Executive Director Reports

Let’s keep forging a better future

 Roberta Lynch

Roberta Lynch

Power and progress come with collective bargaining

As I write this column, word has arrived that the charter school teachers in Chicago who’ve been on strike against Chicago International Charter School for nine days have reached a tentative agreement that will dramatically improve their standard of living, as well as learning conditions for their students.

Teacher wages will now rise to the level of those in Chicago Public Schools, a 35 percent increase over the term of the contract, and their maximum class size will be reduced to 30 students. There are lots of other improvements as well in this, their first union contract, all the fruit of a willingness to form a union just a few years ago and to walk out when their employer stonewalled them at the bargaining table.

When the charter school “movement” started several decades ago, its proponents touted charters as “union-free” educational settings, claiming students would thrive without rigid “union rules.” In fact, students have seldom done better in such privatized settings, while teachers ended up doing a whole lot worse. That’s all begun to turn around as teachers at more and more charter schools in Chicago have formed unions and dis- covered the power and progress that come with collective bargaining.

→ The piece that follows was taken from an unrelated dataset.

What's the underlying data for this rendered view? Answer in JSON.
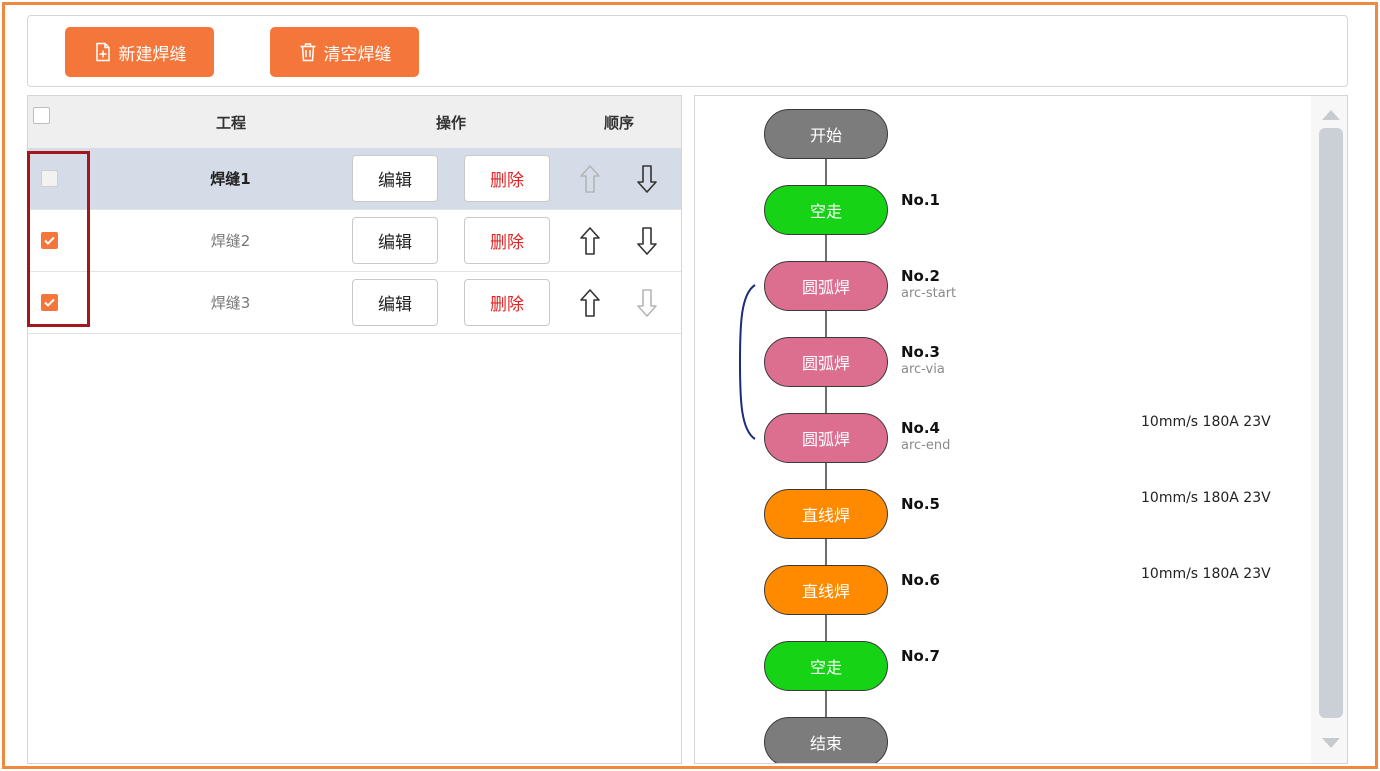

Their experience is far from unique. Frontline caregivers at community disability agencies across Illinois have found that too often their nonprofit employers don’t have the wherewithal or the will to ensure that workers receive a living wage. That’s why more than 5,000 employees at some 20 residential programs for individuals with disabilities have become part of AFSCME over the past two decades, with employees of Willowglen Academy joining our ranks just in the past six months. Working together, these caregivers have been able to convince state legislators to provide additional funds to raise their wages by more than 10 percent over the past two years, and this year they’ll be pressing for more.

Or take the Emergency Medical Technicians (EMTs) in Monroe County who just negotiated their second union contract after becoming part of AFSCME. They joined with other EMTs in Illinois and across the country to improve their working conditions. Or the 300 employees of the DuPage County nursing home who realized the only way to take on repressive management tactics was to come together in a union and who just a few months ago joined the AFSCME ranks.

Looking beyond our own state, we’ve seen tens of thousands of teachers in states like Oklahoma, Virginia and Arizona go out on strike to demand fair pay. And right now, due in large measure to AFSCME’s efforts, legislators in Nevada are finally poised to enact a law that gives public employees the right to collective bargaining. Thousands of state employees there have already signed union cards and are eagerly awaiting the day they can be assured of the protections and benefits of a union contract.

All this growth in membership and activism has continued, even intensified, in the wake of the US Supreme Court ruling in the Janus case last June which was widely predicted to herald the demise of public sector unions.

Far from it. The great majority of employees readily saw the Janus case, which barred fair share fees in the public sector, for what it is: a power grab by the wealthy elite in our country who want to shrink government at all levels and drive down the wages and benefits of government workers.

We saw their strategy all too clearly here in Illinois with the election of Bruce Rauner. He put a big target on the backs of public employees and pushed relentlessly to take away union rights, cut pensions and other benefits, and drive down wages.

And we also saw what happens when workers have unions and the organized strength to fight back against such attacks. Rauner was never able to strip employees of a single hard-won union right. He was never able to cut pension benefits. He was never able to drive down wages. And he was never able to break the spirits of the hundreds of thousands of public employees across the state whom he did his best to bash and belittle.

Now Bruce Rauner is gone, but we’re still here! Rauner’s buddies won the Janus case at the US Supreme Court, but we’re still growing and getting stronger.

These developments have confounded and frustrated the union-haters in our country—the ultra-wealthy crowd that’s pumping millions of dollars into trying to get employees to drop out of their unions. Instead, thousands of former feepayers stepped up and became full union members, recognizing that we can’t maintain the unity and strength that have carried us so far unless everyone contributes to building the union.

Let’s keep that going. Let’s keep on making clear that we’re AFSCME Strong and we’re not backing down. Let’s keep on forging a better future for ourselves, our families and our communities.